Embarcadero Technologies, a privately held database tools vendor, today announced a definitive agreement to purchase Borland's CodeGear division for $23 million. The deal is expected to close within 30-60 days and will propel Embarcadero into the league of the world's largest independent ISVs for developer tools. CodeGear's product line spans nearly all significant development platforms and languages, including Java, Windows, C++, Delphi, PHP and Ruby.
“CodeGear is a recognized leader with a loyal developer community and established global channels,” said Wayne Williams, CEO of Embarcadero Technologies. “By incorporating its strong product portfolio, Embarcadero will be positioned to expand into new markets and develop cutting-edge products that are a quantum leap for the industry. The combination of our companies will unlock enormous potential for our customers and partners.”
This marks the end of an era that began when Philippe Kahn introduced Turbo-Pascal for $49 over 25 years ago. Borland's original entry into the developer tools space utterly disrupted the market and reset developer expectations for product value. In later years, however, the company seemed to lose sight of that vision and ended up increasing prices by literally 10,000% for so-called "enterprise" products.
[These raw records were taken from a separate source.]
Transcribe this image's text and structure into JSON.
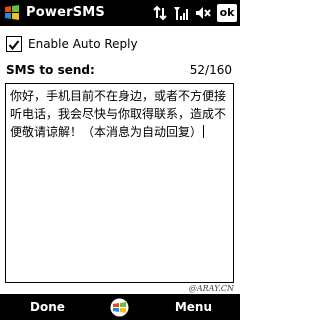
{
  "title_bar": {
    "app_title": "PowerSMS",
    "ok_label": "ok"
  },
  "settings": {
    "auto_reply_label": "Enable Auto Reply",
    "auto_reply_checked": true
  },
  "compose": {
    "label": "SMS to send:",
    "counter": "52/160",
    "message": "你好，手机目前不在身边，或者不方便接听电话，我会尽快与你取得联系，造成不便敬请谅解！（本消息为自动回复）"
  },
  "watermark": "@ARAY.CN",
  "softkeys": {
    "left": "Done",
    "right": "Menu"
  }
}
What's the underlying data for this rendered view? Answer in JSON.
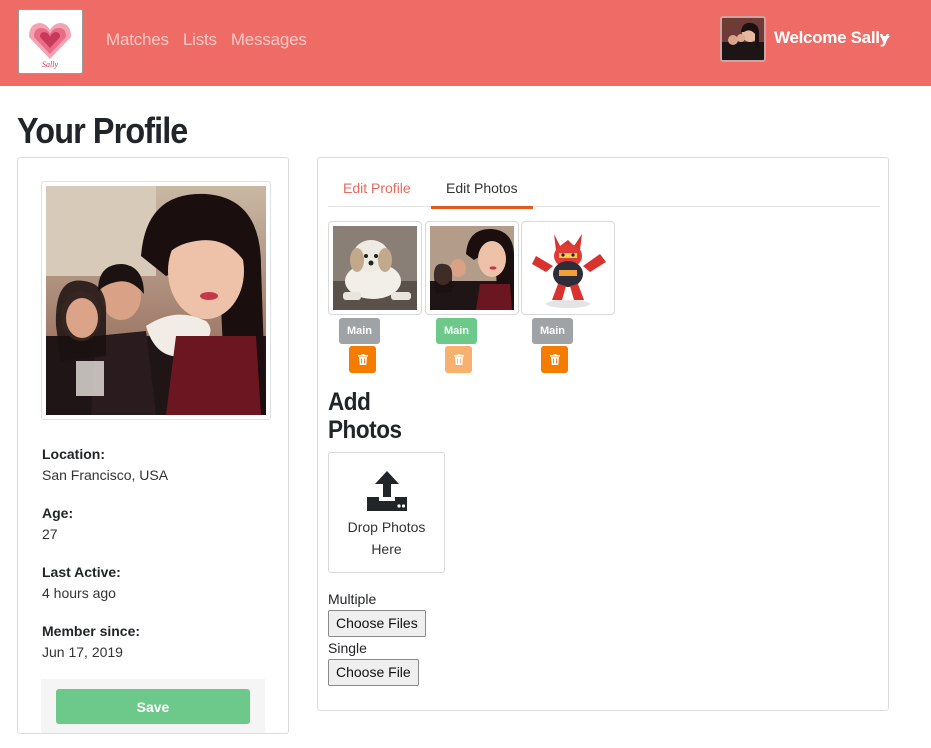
{
  "nav": {
    "logo_text": "Sally",
    "links": [
      "Matches",
      "Lists",
      "Messages"
    ],
    "welcome": "Welcome Sally"
  },
  "page": {
    "title": "Your Profile"
  },
  "profile": {
    "fields": [
      {
        "label": "Location:",
        "value": "San Francisco, USA"
      },
      {
        "label": "Age:",
        "value": "27"
      },
      {
        "label": "Last Active:",
        "value": "4 hours ago"
      },
      {
        "label": "Member since:",
        "value": "Jun 17, 2019"
      }
    ],
    "save_label": "Save"
  },
  "tabs": {
    "edit_profile": "Edit Profile",
    "edit_photos": "Edit Photos",
    "active": "Edit Photos"
  },
  "photos": [
    {
      "subject": "dog",
      "main_label": "Main",
      "is_main": false
    },
    {
      "subject": "girls",
      "main_label": "Main",
      "is_main": true
    },
    {
      "subject": "monster",
      "main_label": "Main",
      "is_main": false
    }
  ],
  "upload": {
    "title_line1": "Add",
    "title_line2": "Photos",
    "drop_line1": "Drop Photos",
    "drop_line2": "Here",
    "multiple_label": "Multiple",
    "multiple_button": "Choose Files",
    "single_label": "Single",
    "single_button": "Choose File"
  },
  "colors": {
    "navbar": "#ef6b66",
    "accent_orange": "#f57c00",
    "success_green": "#6dc98a",
    "tab_active": "#e35a1e"
  },
  "icons": [
    "heart-logo-icon",
    "trash-icon",
    "upload-icon",
    "caret-down-icon"
  ]
}
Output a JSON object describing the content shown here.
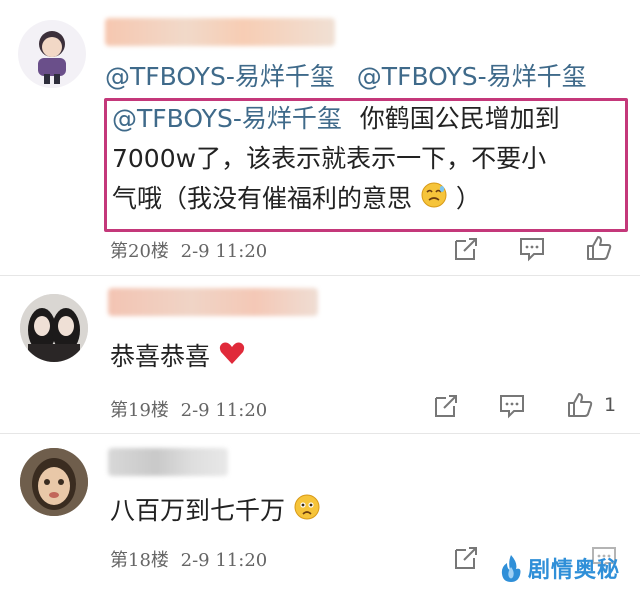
{
  "comments": [
    {
      "mentions": [
        "@TFBOYS-易烊千玺",
        "@TFBOYS-易烊千玺",
        "@TFBOYS-易烊千玺"
      ],
      "text_line1": "你鹤国公民增加到",
      "text_line2": "7000w了，该表示就表示一下，不要小",
      "text_line3": "气哦（我没有催福利的意思",
      "text_line3_end": "）",
      "floor": "第20楼",
      "time": "2-9  11:20",
      "likes": ""
    },
    {
      "text": "恭喜恭喜",
      "floor": "第19楼",
      "time": "2-9  11:20",
      "likes": "1"
    },
    {
      "text": "八百万到七千万",
      "floor": "第18楼",
      "time": "2-9  11:20",
      "likes": ""
    }
  ],
  "icons": [
    "share-icon",
    "comment-icon",
    "thumb-up-icon",
    "heart-emoji",
    "sweat-emoji",
    "sad-emoji",
    "flame-logo-icon"
  ],
  "colors": {
    "mention": "#3f6a8a",
    "highlight": "#c4387a",
    "heart": "#e02a3a",
    "watermark": "#2f8fd8"
  },
  "watermark": {
    "text": "剧情奥秘"
  }
}
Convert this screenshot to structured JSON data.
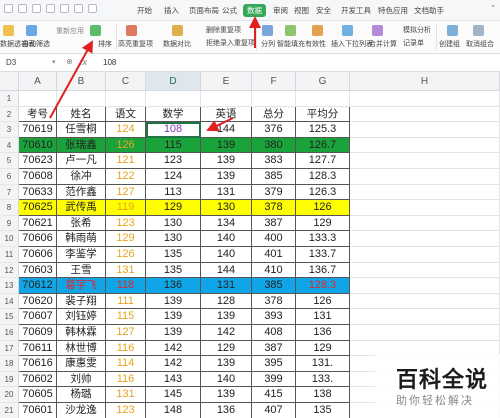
{
  "ribbon_tabs": [
    "开始",
    "插入",
    "页面布局",
    "公式",
    "数据",
    "审阅",
    "视图",
    "安全",
    "开发工具",
    "特色应用",
    "文档助手"
  ],
  "active_tab": "数据",
  "ribbon_buttons": [
    "数据透视表",
    "自动筛选",
    "重新应用",
    "排序",
    "高亮重复项",
    "数据对比",
    "删除重复项",
    "拒绝录入重复项",
    "分列",
    "智能填充",
    "有效性",
    "插入下拉列表",
    "合并计算",
    "模拟分析",
    "记录单",
    "创建组",
    "取消组合"
  ],
  "formula_bar": {
    "cell_ref": "D3",
    "fx": "fx",
    "value": "108"
  },
  "columns": [
    "A",
    "B",
    "C",
    "D",
    "E",
    "F",
    "G",
    "H"
  ],
  "selected_column": "D",
  "header_row": [
    "考号",
    "姓名",
    "语文",
    "数学",
    "英语",
    "总分",
    "平均分"
  ],
  "rows": [
    {
      "n": "1",
      "cells": [
        "",
        "",
        "",
        "",
        "",
        "",
        ""
      ],
      "hl": ""
    },
    {
      "n": "2",
      "cells": [
        "考号",
        "姓名",
        "语文",
        "数学",
        "英语",
        "总分",
        "平均分"
      ],
      "hl": "header"
    },
    {
      "n": "3",
      "cells": [
        "70619",
        "任雪桐",
        "124",
        "108",
        "144",
        "376",
        "125.3"
      ],
      "hl": ""
    },
    {
      "n": "4",
      "cells": [
        "70610",
        "张瑞鑫",
        "126",
        "115",
        "139",
        "380",
        "126.7"
      ],
      "hl": "green"
    },
    {
      "n": "5",
      "cells": [
        "70623",
        "卢一凡",
        "121",
        "123",
        "139",
        "383",
        "127.7"
      ],
      "hl": ""
    },
    {
      "n": "6",
      "cells": [
        "70608",
        "徐冲",
        "122",
        "124",
        "139",
        "385",
        "128.3"
      ],
      "hl": ""
    },
    {
      "n": "7",
      "cells": [
        "70633",
        "范作鑫",
        "127",
        "113",
        "131",
        "379",
        "126.3"
      ],
      "hl": ""
    },
    {
      "n": "8",
      "cells": [
        "70625",
        "武传禹",
        "119",
        "129",
        "130",
        "378",
        "126"
      ],
      "hl": "yellow"
    },
    {
      "n": "9",
      "cells": [
        "70621",
        "张希",
        "123",
        "130",
        "134",
        "387",
        "129"
      ],
      "hl": ""
    },
    {
      "n": "10",
      "cells": [
        "70606",
        "韩雨萌",
        "129",
        "130",
        "140",
        "400",
        "133.3"
      ],
      "hl": ""
    },
    {
      "n": "11",
      "cells": [
        "70606",
        "李鉴学",
        "126",
        "135",
        "140",
        "401",
        "133.7"
      ],
      "hl": ""
    },
    {
      "n": "12",
      "cells": [
        "70603",
        "王雪",
        "131",
        "135",
        "144",
        "410",
        "136.7"
      ],
      "hl": ""
    },
    {
      "n": "13",
      "cells": [
        "70612",
        "葛宇飞",
        "118",
        "136",
        "131",
        "385",
        "128.3"
      ],
      "hl": "blue"
    },
    {
      "n": "14",
      "cells": [
        "70620",
        "裴子翔",
        "111",
        "139",
        "128",
        "378",
        "126"
      ],
      "hl": ""
    },
    {
      "n": "15",
      "cells": [
        "70607",
        "刘钰婷",
        "115",
        "139",
        "139",
        "393",
        "131"
      ],
      "hl": ""
    },
    {
      "n": "16",
      "cells": [
        "70609",
        "韩林霖",
        "127",
        "139",
        "142",
        "408",
        "136"
      ],
      "hl": ""
    },
    {
      "n": "17",
      "cells": [
        "70611",
        "林世博",
        "116",
        "142",
        "129",
        "387",
        "129"
      ],
      "hl": ""
    },
    {
      "n": "18",
      "cells": [
        "70616",
        "康惠雯",
        "114",
        "142",
        "139",
        "395",
        "131."
      ],
      "hl": ""
    },
    {
      "n": "19",
      "cells": [
        "70602",
        "刘帅",
        "116",
        "143",
        "140",
        "399",
        "133."
      ],
      "hl": ""
    },
    {
      "n": "20",
      "cells": [
        "70605",
        "杨璐",
        "131",
        "145",
        "139",
        "415",
        "138"
      ],
      "hl": ""
    },
    {
      "n": "21",
      "cells": [
        "70601",
        "沙龙逸",
        "123",
        "148",
        "136",
        "407",
        "135"
      ],
      "hl": ""
    }
  ],
  "watermark": {
    "main": "百科全说",
    "sub": "助你轻松解决"
  },
  "colors": {
    "accent": "#217346",
    "highlight_green": "#1aa33a",
    "highlight_yellow": "#ffff00",
    "highlight_blue": "#10a5e6",
    "score_orange": "#e8a31c",
    "arrow_red": "#e02020"
  }
}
Although widely praised for its power, the company's JBuilder product line faced a daunting challenge to remain competitive in a market where most developer tools cost nothing at all.
So, where will Embarcadero take this? Does this mean a new lease on life for JBuilder? What would your strategy be if you were in charge of this takeover? How does JBuilder's transition to an Eclipse-based foundation factor into the picture?